As Valentine’s Day quickly approaches, I wanted to take this time to assess the feeling the Bates community has towards the holiday. Although I sampled a small population of Bates students, I think their responses to the question, “what does Valentine’s Day mean to you”, raised some concerns that I know many people resonant with. One of the bigger issues with this holiday is how superficial it is. I, personally, feel that Valentine’s Day has been glorified and monetized, and I would say that I’m in good company. Amanda ‘20 stated “Valentine’s Day is capitalism at its finest”, while Sandia ‘22 claimed “Valentine’s Day is a scam because why do we wait one day to affirm our loved ones. It has become more of a business.” Overall, I think the general consensus is that people tend to scramble to find the perfect gift, so their significant others can post it on social media and make all of their friends jealous.

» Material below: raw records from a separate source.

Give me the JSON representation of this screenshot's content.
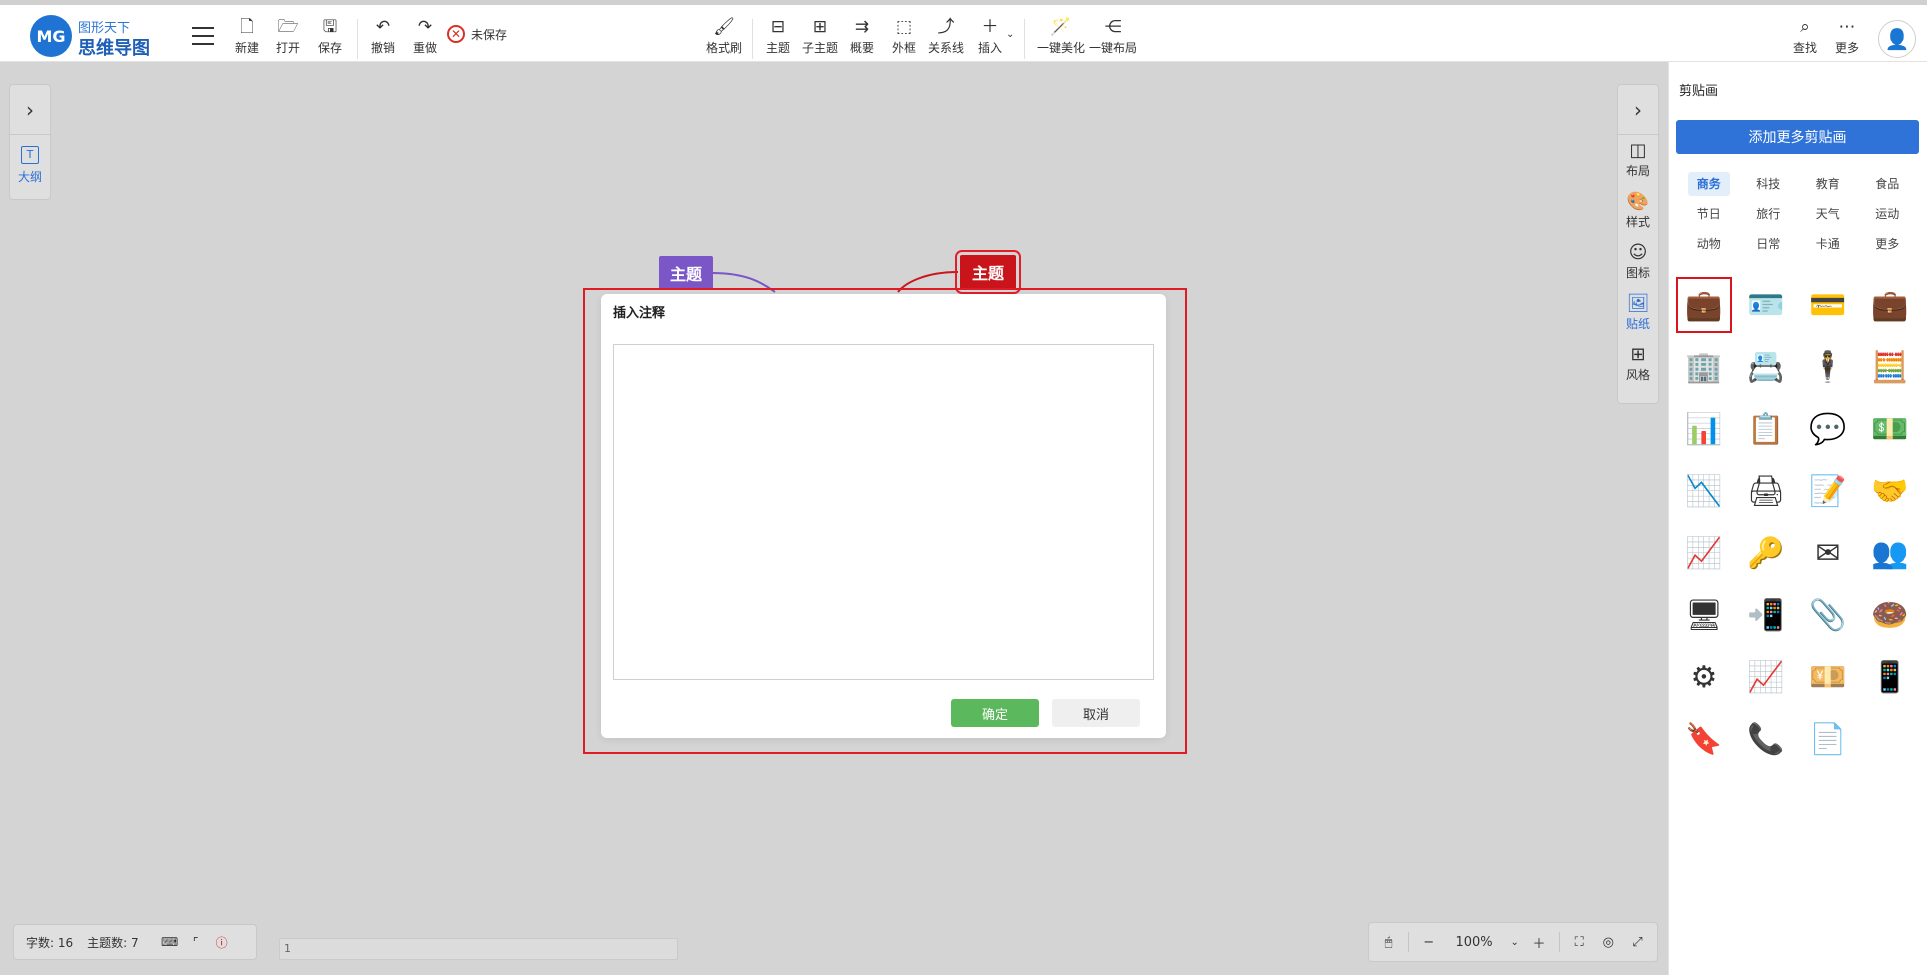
{
  "app": {
    "logo_mark": "MG",
    "logo_line1": "图形天下",
    "logo_line2": "思维导图"
  },
  "toolbar": {
    "new": "新建",
    "open": "打开",
    "save": "保存",
    "undo": "撤销",
    "redo": "重做",
    "unsaved": "未保存",
    "format_painter": "格式刷",
    "topic": "主题",
    "subtopic": "子主题",
    "summary": "概要",
    "boundary": "外框",
    "relation": "关系线",
    "insert": "插入",
    "beautify": "一键美化",
    "auto_layout": "一键布局",
    "find": "查找",
    "more": "更多"
  },
  "left_panel": {
    "outline": "大纲"
  },
  "right_strip": {
    "layout": "布局",
    "style": "样式",
    "icon": "图标",
    "sticker": "贴纸",
    "theme": "风格"
  },
  "canvas": {
    "node_purple": "主题",
    "node_red": "主题",
    "colors": {
      "purple": "#7a56c6",
      "red": "#c9141b"
    }
  },
  "modal": {
    "title": "插入注释",
    "note_value": "",
    "confirm": "确定",
    "cancel": "取消"
  },
  "status": {
    "word_count": "字数: 16",
    "topic_count": "主题数: 7",
    "page_value": "1"
  },
  "zoom": {
    "value": "100%"
  },
  "sidebar": {
    "title": "剪贴画",
    "add_more": "添加更多剪贴画",
    "categories": [
      "商务",
      "科技",
      "教育",
      "食品",
      "节日",
      "旅行",
      "天气",
      "运动",
      "动物",
      "日常",
      "卡通",
      "更多"
    ],
    "active_category": "商务",
    "clips": [
      {
        "name": "briefcase-clock-icon",
        "glyph": "💼"
      },
      {
        "name": "id-card-icon",
        "glyph": "🪪"
      },
      {
        "name": "credit-cards-icon",
        "glyph": "💳"
      },
      {
        "name": "briefcase-icon",
        "glyph": "💼"
      },
      {
        "name": "office-building-icon",
        "glyph": "🏢"
      },
      {
        "name": "business-card-icon",
        "glyph": "📇"
      },
      {
        "name": "businessman-icon",
        "glyph": "🕴"
      },
      {
        "name": "calculator-icon",
        "glyph": "🧮"
      },
      {
        "name": "candlestick-chart-icon",
        "glyph": "📊"
      },
      {
        "name": "resume-clipboard-icon",
        "glyph": "📋"
      },
      {
        "name": "chat-bubbles-icon",
        "glyph": "💬"
      },
      {
        "name": "money-stack-icon",
        "glyph": "💵"
      },
      {
        "name": "declining-chart-icon",
        "glyph": "📉"
      },
      {
        "name": "printer-icon",
        "glyph": "🖨"
      },
      {
        "name": "clipboard-icon",
        "glyph": "📝"
      },
      {
        "name": "handshake-icon",
        "glyph": "🤝"
      },
      {
        "name": "growth-chart-icon",
        "glyph": "📈"
      },
      {
        "name": "key-icon",
        "glyph": "🔑"
      },
      {
        "name": "envelope-icon",
        "glyph": "✉"
      },
      {
        "name": "team-icon",
        "glyph": "👥"
      },
      {
        "name": "video-call-icon",
        "glyph": "🖥"
      },
      {
        "name": "mobile-payment-icon",
        "glyph": "📲"
      },
      {
        "name": "paperclip-icon",
        "glyph": "📎"
      },
      {
        "name": "pie-percent-icon",
        "glyph": "🍩"
      },
      {
        "name": "gear-flower-icon",
        "glyph": "⚙"
      },
      {
        "name": "trend-axis-icon",
        "glyph": "📈"
      },
      {
        "name": "cash-bundle-icon",
        "glyph": "💴"
      },
      {
        "name": "phone-qr-icon",
        "glyph": "📱"
      },
      {
        "name": "stamp-icon",
        "glyph": "🔖"
      },
      {
        "name": "phone-call-icon",
        "glyph": "📞"
      },
      {
        "name": "document-check-icon",
        "glyph": "📄"
      }
    ]
  }
}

This is a problem because we put so much pressure on a gift that it has become a symbol for love, and oftentimes determines the status of a relationship.
Now, I know I sound like the grinch of Valentine’s Day, but hear me out. I do appreciate that we have a day where we can acknowledge the people who we care about. However, I also want to show them my appreciation in more intimate ways. I believe that materialism takes away the humanistic aspects of a relationship, and after a while, people will grow tired of presents. Therefore, I believe giving a gift from the heart would be more beneficial in the long run. As Tianua ‘21 put it, “Quality over quantity. A gift doesn’t have to be big, most times the small sentimental and meaningful gifts are what truly makes the other person feel like you know them, or you pay attention to their interests and personality. Leave them feeling overall happy, content, and loved.”

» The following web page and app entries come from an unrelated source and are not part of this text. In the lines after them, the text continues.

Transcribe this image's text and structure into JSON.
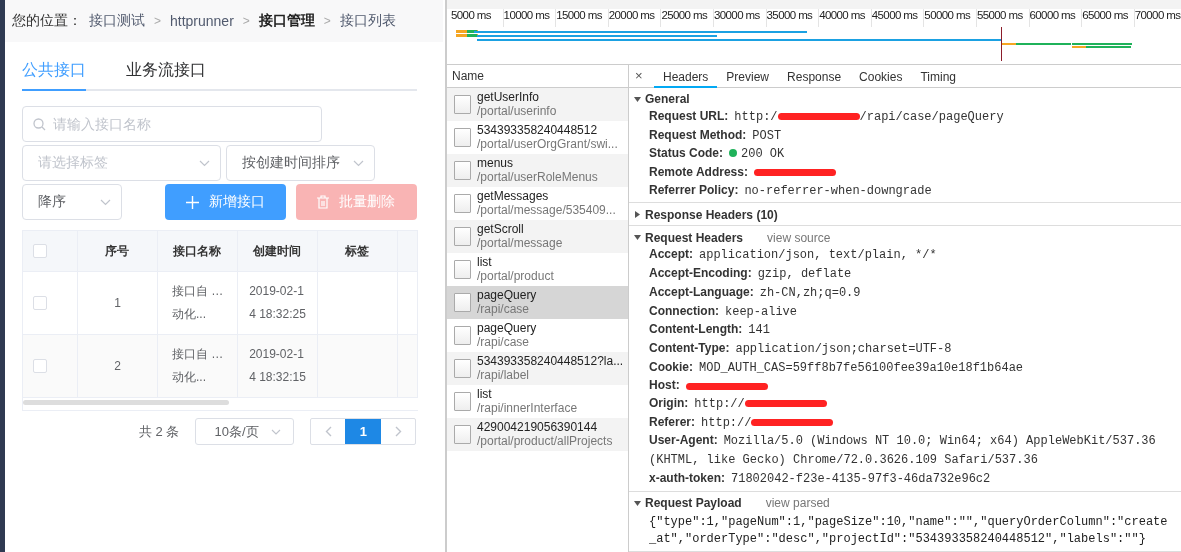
{
  "breadcrumb": {
    "label": "您的位置：",
    "separator": ">",
    "items": [
      {
        "text": "接口测试",
        "current": false
      },
      {
        "text": "httprunner",
        "current": false
      },
      {
        "text": "接口管理",
        "current": true
      },
      {
        "text": "接口列表",
        "current": false
      }
    ]
  },
  "tabs": [
    {
      "label": "公共接口",
      "selected": true
    },
    {
      "label": "业务流接口",
      "selected": false
    }
  ],
  "search": {
    "placeholder": "请输入接口名称"
  },
  "tag_select": {
    "placeholder": "请选择标签"
  },
  "sort_select": {
    "value": "按创建时间排序"
  },
  "order_select": {
    "value": "降序"
  },
  "buttons": [
    {
      "label": "新增接口",
      "kind": "add",
      "disabled": false
    },
    {
      "label": "批量删除",
      "kind": "delete",
      "disabled": true
    }
  ],
  "table": {
    "header_checked": false,
    "columns": [
      "序号",
      "接口名称",
      "创建时间",
      "标签"
    ],
    "rows": [
      {
        "checked": false,
        "index": "1",
        "name_lines": [
          "接口自 …",
          "动化..."
        ],
        "created_lines": [
          "2019-02-1",
          "4 18:32:25"
        ]
      },
      {
        "checked": false,
        "index": "2",
        "name_lines": [
          "接口自 …",
          "动化..."
        ],
        "created_lines": [
          "2019-02-1",
          "4 18:32:15"
        ]
      }
    ]
  },
  "pagination": {
    "total": "共 2 条",
    "page_size": "10条/页",
    "pages": [
      {
        "label": "1",
        "selected": true
      }
    ]
  },
  "timeline": {
    "ticks": [
      "5000 ms",
      "10000 ms",
      "15000 ms",
      "20000 ms",
      "25000 ms",
      "30000 ms",
      "35000 ms",
      "40000 ms",
      "45000 ms",
      "50000 ms",
      "55000 ms",
      "60000 ms",
      "65000 ms",
      "70000 ms"
    ]
  },
  "name_header": "Name",
  "requests": [
    {
      "name": "getUserInfo",
      "path": "/portal/userinfo",
      "selected": false
    },
    {
      "name": "534393358240448512",
      "path": "/portal/userOrgGrant/swi...",
      "selected": false
    },
    {
      "name": "menus",
      "path": "/portal/userRoleMenus",
      "selected": false
    },
    {
      "name": "getMessages",
      "path": "/portal/message/535409...",
      "selected": false
    },
    {
      "name": "getScroll",
      "path": "/portal/message",
      "selected": false
    },
    {
      "name": "list",
      "path": "/portal/product",
      "selected": false
    },
    {
      "name": "pageQuery",
      "path": "/rapi/case",
      "selected": true
    },
    {
      "name": "pageQuery",
      "path": "/rapi/case",
      "selected": false
    },
    {
      "name": "534393358240448512?la...",
      "path": "/rapi/label",
      "selected": false
    },
    {
      "name": "list",
      "path": "/rapi/innerInterface",
      "selected": false
    },
    {
      "name": "429004219056390144",
      "path": "/portal/product/allProjects",
      "selected": false
    }
  ],
  "detail_close": "×",
  "detail_tabs": [
    {
      "label": "Headers",
      "selected": true
    },
    {
      "label": "Preview",
      "selected": false
    },
    {
      "label": "Response",
      "selected": false
    },
    {
      "label": "Cookies",
      "selected": false
    },
    {
      "label": "Timing",
      "selected": false
    }
  ],
  "sections": [
    {
      "title": "General",
      "expanded": true,
      "rows": [
        {
          "kind": "redacted",
          "key": "Request URL:",
          "value": "http:/",
          "value_after": "/rapi/case/pageQuery"
        },
        {
          "kind": "plain",
          "key": "Request Method:",
          "value": "POST"
        },
        {
          "kind": "status",
          "key": "Status Code:",
          "value": "200 OK"
        },
        {
          "kind": "redacted",
          "key": "Remote Address:"
        },
        {
          "kind": "plain",
          "key": "Referrer Policy:",
          "value": "no-referrer-when-downgrade"
        }
      ]
    },
    {
      "title": "Response Headers (10)",
      "expanded": false
    },
    {
      "title": "Request Headers",
      "link": "view source",
      "expanded": true,
      "rows": [
        {
          "kind": "plain",
          "key": "Accept:",
          "value": "application/json, text/plain, */*"
        },
        {
          "kind": "plain",
          "key": "Accept-Encoding:",
          "value": "gzip, deflate"
        },
        {
          "kind": "plain",
          "key": "Accept-Language:",
          "value": "zh-CN,zh;q=0.9"
        },
        {
          "kind": "plain",
          "key": "Connection:",
          "value": "keep-alive"
        },
        {
          "kind": "plain",
          "key": "Content-Length:",
          "value": "141"
        },
        {
          "kind": "plain",
          "key": "Content-Type:",
          "value": "application/json;charset=UTF-8"
        },
        {
          "kind": "plain",
          "key": "Cookie:",
          "value": "MOD_AUTH_CAS=59ff8b7fe56100fee39a10e18f1b64ae"
        },
        {
          "kind": "redacted",
          "key": "Host:"
        },
        {
          "kind": "redacted",
          "key": "Origin:",
          "value": "http://"
        },
        {
          "kind": "redacted",
          "key": "Referer:",
          "value": "http://"
        },
        {
          "kind": "plain",
          "key": "User-Agent:",
          "value": "Mozilla/5.0 (Windows NT 10.0; Win64; x64) AppleWebKit/537.36 (KHTML, like Gecko) Chrome/72.0.3626.109 Safari/537.36"
        },
        {
          "kind": "plain",
          "key": "x-auth-token:",
          "value": "71802042-f23e-4135-97f3-46da732e96c2"
        }
      ]
    },
    {
      "title": "Request Payload",
      "link": "view parsed",
      "expanded": true,
      "payload": "{\"type\":1,\"pageNum\":1,\"pageSize\":10,\"name\":\"\",\"queryOrderColumn\":\"create_at\",\"orderType\":\"desc\",\"projectId\":\"534393358240448512\",\"labels\":\"\"}"
    }
  ]
}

And, sometimes the gifts don’t even have to be for our partners. I feel like we have sexualized this holiday so much that we have forgotten the message. Valentine’s Day is about love, and we can love your friends, family, and partner. Although the type of love may be different, it’s important to affirm them on this day because they bring value into our lives. As Jalene ‘20 put it “Valentine’s day is what you make of it. It can be celebrated with your friends or family or people who just make you genuinely happy.” So, if you don’t have a sexual partner, you can still enjoy Valentine’s Day with people who you care about. Or, you can even use this time for self-care because you have to love yourself before you can love anyone else.

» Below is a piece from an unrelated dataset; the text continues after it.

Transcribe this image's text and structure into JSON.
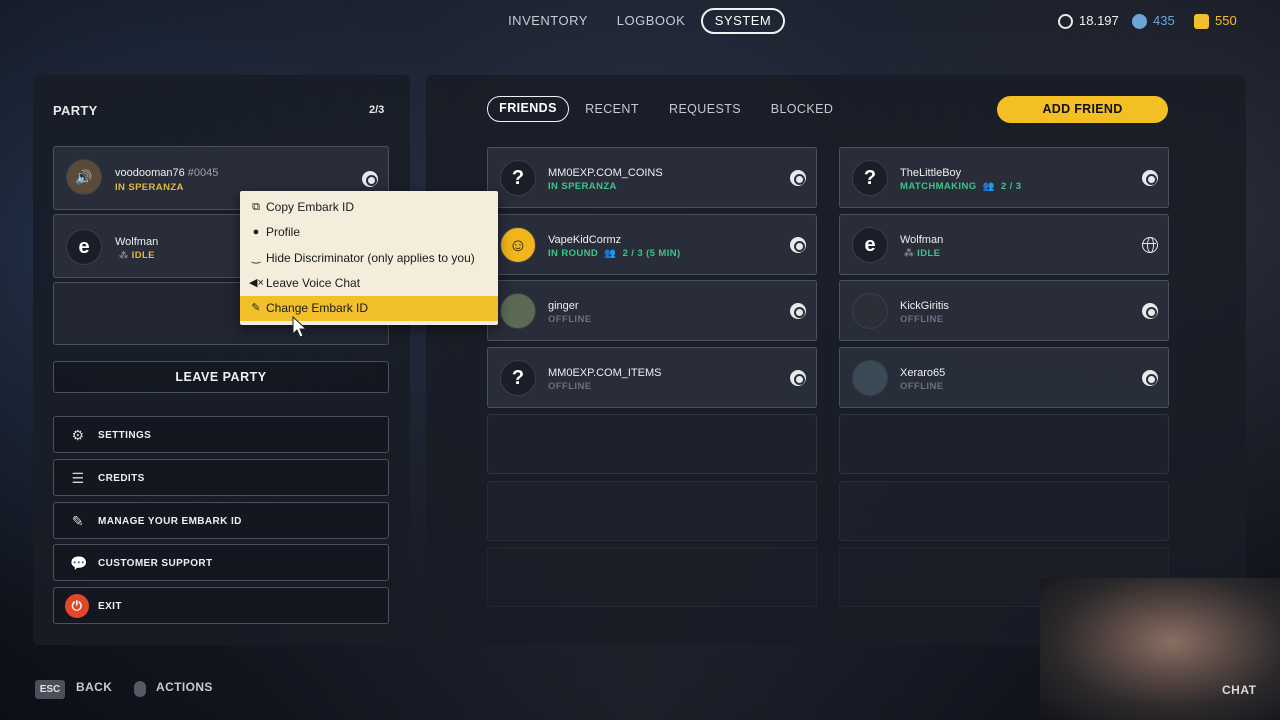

And the most important thing to take away is that the affirmation doesn’t end on this day. Loving ourselves and each other goes beyond this day. Salamata ‘23 said it best when she said “Love as a concept is vast that it shouldn’t only talked about or celebrated one day a year.”